Anyway here goes:

Sigur Ros – Hoppipola

‘Jumping into Puddles’ as it is known in Iceland is perhaps the most offensively over-exposed piece of music in the last ten years. Only Romeo and Juliet’s balcony scene can compete. Lazy television directors the world over have taken great pleasure in using it as the backing to many a tedious montage. Most disgracefully I remember it being used to commemorate Scottish Gargoyle Andy Murray edging past some poor Slovak in an early round of Wimbledon. If ever a piece of music did not reflect the context of its use it was there. The reason? This piece of music is stunningly beautiful. I will make my peace with those employed in the visual arts by applauding the use for the BBC Planet Earth series as in that case it really did tie in superbly with the subject matter it was used to promote. I’ve said on here before of my belief that music is about emotion and Hoppipola is a stunningly upliting work of art that is genuinely life affirming. I probably should be ashamed to say I purposefully chose to have it on my ipod when I watched the sun rise over Colca Canyon in Peru but I’m not. It is music for the soul. An area of music I gain a lot of pleasure from without having any level of knowledge about is Classical Music and Sigur Ros appear to have managed to create a moving, theatrical piece which had it been composed by Verdi or Puccini would be considered up there amongst their finest work. An honourable mention while I’m at it to Arcade Fire who I feel tread a simiar path and are very unfortunate not to make this list.

Ryan Adams – Elizabeth, You were born to play this part.

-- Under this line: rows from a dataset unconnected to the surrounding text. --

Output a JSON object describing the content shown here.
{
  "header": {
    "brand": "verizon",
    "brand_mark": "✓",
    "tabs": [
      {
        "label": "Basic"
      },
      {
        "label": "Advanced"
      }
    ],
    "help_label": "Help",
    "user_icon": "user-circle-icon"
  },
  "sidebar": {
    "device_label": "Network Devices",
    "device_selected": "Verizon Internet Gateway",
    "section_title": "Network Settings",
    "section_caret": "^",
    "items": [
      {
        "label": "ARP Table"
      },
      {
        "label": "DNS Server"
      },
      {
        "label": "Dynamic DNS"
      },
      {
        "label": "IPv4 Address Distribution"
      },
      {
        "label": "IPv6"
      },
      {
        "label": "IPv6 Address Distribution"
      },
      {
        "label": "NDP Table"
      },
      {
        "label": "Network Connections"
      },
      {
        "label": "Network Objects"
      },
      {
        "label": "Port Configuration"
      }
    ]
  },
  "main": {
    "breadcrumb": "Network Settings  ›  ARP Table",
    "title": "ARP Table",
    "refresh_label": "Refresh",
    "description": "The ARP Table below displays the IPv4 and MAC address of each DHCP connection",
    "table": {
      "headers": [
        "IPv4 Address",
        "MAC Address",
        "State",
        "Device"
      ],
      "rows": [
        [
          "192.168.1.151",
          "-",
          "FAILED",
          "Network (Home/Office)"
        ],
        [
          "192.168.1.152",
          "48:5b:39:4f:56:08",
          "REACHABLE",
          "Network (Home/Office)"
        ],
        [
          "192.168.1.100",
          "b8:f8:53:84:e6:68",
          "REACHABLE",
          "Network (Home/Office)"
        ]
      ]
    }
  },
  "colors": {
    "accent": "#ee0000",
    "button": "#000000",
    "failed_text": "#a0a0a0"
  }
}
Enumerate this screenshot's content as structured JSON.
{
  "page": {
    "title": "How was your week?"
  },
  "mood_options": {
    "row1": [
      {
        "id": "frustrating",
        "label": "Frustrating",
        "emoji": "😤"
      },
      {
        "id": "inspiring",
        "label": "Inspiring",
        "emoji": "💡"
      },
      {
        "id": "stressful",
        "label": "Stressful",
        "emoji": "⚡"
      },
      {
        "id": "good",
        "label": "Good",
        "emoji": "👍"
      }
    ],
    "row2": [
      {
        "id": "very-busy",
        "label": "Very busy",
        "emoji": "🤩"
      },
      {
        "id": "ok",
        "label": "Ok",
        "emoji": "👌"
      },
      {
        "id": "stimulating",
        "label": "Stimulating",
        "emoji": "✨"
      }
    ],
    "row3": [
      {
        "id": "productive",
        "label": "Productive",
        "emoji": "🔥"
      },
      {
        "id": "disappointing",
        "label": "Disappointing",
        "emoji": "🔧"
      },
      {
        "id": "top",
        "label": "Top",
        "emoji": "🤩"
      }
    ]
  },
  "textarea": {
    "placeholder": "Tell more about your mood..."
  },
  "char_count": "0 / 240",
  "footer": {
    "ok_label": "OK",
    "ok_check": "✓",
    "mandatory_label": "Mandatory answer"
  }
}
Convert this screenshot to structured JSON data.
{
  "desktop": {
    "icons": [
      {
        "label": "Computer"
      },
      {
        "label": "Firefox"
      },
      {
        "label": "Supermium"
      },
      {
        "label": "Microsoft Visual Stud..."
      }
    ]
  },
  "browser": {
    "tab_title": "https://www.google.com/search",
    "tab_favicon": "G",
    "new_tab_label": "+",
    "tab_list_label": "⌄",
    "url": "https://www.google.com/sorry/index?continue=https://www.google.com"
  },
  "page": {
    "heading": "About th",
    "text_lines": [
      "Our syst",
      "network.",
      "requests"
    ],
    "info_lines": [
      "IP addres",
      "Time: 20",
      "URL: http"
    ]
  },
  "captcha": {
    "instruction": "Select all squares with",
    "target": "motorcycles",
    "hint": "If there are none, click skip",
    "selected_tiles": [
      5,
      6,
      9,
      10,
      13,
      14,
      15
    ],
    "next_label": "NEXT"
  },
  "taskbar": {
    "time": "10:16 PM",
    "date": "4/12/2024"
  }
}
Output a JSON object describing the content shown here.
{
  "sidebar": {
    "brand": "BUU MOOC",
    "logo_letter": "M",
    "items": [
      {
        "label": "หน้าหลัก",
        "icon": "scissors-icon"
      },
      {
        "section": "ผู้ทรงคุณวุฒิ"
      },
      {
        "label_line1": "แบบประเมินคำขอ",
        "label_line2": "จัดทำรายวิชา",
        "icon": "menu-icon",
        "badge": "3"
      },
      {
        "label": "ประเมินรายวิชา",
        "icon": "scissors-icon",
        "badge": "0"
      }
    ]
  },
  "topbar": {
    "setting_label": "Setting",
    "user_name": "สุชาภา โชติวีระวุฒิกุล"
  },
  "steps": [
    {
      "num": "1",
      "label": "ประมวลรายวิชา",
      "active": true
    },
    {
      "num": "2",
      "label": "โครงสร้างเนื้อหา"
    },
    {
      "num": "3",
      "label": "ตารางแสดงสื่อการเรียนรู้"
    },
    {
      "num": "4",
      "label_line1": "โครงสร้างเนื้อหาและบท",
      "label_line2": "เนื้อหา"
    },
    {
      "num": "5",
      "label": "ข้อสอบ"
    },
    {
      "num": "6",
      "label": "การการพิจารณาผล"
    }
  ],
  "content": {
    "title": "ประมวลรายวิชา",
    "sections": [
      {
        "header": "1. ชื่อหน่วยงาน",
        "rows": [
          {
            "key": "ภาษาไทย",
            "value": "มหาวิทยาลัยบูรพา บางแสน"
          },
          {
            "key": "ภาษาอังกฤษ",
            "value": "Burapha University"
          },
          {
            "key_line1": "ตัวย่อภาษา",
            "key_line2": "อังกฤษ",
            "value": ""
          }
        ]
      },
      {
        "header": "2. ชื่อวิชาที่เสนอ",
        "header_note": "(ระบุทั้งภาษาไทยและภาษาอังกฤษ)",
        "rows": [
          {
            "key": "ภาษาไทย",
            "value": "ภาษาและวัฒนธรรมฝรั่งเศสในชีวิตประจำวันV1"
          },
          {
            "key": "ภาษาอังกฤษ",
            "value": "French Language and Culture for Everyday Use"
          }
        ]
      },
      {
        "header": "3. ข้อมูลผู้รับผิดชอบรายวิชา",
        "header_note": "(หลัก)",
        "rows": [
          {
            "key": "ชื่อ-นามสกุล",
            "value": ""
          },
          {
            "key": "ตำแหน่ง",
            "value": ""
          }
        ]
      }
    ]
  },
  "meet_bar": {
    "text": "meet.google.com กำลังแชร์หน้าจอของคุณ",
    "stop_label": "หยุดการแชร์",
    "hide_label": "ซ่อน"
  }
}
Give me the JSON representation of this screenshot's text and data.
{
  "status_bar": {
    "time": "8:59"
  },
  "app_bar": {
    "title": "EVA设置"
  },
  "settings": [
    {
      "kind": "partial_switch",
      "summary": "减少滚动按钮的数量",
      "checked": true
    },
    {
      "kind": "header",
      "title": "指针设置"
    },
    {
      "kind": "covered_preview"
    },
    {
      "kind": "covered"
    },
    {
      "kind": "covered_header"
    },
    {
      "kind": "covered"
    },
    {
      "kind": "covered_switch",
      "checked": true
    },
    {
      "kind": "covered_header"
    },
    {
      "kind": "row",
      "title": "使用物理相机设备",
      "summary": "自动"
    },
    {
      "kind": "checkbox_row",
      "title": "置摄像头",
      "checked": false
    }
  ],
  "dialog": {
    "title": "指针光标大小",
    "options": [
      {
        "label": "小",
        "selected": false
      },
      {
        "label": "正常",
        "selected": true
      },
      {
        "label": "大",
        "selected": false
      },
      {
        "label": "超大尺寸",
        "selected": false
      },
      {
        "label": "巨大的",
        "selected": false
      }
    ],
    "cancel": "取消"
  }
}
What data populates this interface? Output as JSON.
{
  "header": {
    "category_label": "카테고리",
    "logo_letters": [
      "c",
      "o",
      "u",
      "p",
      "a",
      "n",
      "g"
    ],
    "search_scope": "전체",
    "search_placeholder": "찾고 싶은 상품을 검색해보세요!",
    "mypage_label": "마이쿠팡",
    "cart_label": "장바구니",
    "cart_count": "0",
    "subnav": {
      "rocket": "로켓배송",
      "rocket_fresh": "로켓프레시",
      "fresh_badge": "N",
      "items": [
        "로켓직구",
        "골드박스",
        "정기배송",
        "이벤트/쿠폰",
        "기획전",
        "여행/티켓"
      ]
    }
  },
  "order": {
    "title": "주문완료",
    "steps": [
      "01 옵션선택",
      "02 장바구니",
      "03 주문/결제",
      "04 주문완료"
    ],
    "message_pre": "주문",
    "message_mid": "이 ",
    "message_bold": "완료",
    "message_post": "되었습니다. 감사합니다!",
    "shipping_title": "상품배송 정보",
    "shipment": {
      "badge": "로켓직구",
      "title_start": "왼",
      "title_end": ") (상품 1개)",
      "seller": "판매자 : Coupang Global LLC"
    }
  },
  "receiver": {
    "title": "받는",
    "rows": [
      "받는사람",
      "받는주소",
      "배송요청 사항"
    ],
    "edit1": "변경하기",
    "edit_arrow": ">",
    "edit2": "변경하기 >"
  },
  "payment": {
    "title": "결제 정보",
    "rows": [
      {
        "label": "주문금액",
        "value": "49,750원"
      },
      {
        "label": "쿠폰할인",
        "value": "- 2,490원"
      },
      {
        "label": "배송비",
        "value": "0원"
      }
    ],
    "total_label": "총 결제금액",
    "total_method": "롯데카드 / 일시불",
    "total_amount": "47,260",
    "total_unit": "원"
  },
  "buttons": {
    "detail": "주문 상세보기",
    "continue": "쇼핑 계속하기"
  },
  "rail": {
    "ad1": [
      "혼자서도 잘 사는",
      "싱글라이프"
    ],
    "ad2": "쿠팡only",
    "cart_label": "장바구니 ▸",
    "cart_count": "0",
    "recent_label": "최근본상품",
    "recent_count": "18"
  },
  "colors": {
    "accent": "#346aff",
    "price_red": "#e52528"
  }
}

Yes I know, I’m predictable. The inclusion of a Ryan track was a given but the choice might be a little more surprising. The album 29 it comes from was not the receipient of heavy critical acclaim – in fact in some quarters it was given something of a slating. Quite incredible when you consider that it contains for my money, the finest love song of the last ten years. Elizabeth certainly isn’t a conventional tale of love; the narrator does not live happy ever after, in fact he appears to live a tortured existent frozen in a state of utter love that cannot be reciprocated. The feeling of losing someone is hard enough when you still feel so deeply for them, but to know in your heart that it is irreversible is simply interminable. The song to me is about heartbreak and lost love but this doesn’t necessarily mean love between two adults. Adams himself has suggested the song was inspired by close friends losing their baby. A dark, painful experience articulated described by Ben Folds in the astonishingly personal Brick . Adams communicates this hugely complex emotion so effectively I’d be lying if I didn’t admit to feeling a bit tearful during more than one listen. Blue Sky blues from the same album and Shadowlands have a similar impact but it is the simplicity of Elizabeth which sets it apart. The verse is emotion laid bare, the words are not particularly clever but are searingly honest. The chorus is pure heartbreak:

Wherever you are, I hope you’re happy now

I’m caught in a dream and I can’t get out

I’m caught in an endless dream

And I’m not strong enough to let you go

It takes you to the brink and then offers an enchanting lilting outro. My words simply don’t do it justice. Genius.
Now for a third and final choice. There are several magnificent songs that spring to mind that; Transatlanticism by DCFC takes some beating, Landlocked Blues is Conor Oberst’s finest moment and Rise up with Fists by Jenny Lewis is a glorious impassioned rail against hypocrisy. However I can’t help feel I’m in danger of representing a whole decade as a melancholic struggle of self-doubt when in fact it was the most fun I’ve ever had! So with that in mind I’ll leave this blog with a song that is pure pleasure. The reaction of a good friend’s normally restrained brother was testament to the power of music to turn a composed, grown man back into a 4 year old boy on a bouncy castle.
Here’s the performance in question. Enjoy.

If you don’t disagree in some way you are downright strange so please leave a comment and let me know your views.

Published in: on 02/08/2010 at 2:01 pm  Comments (2)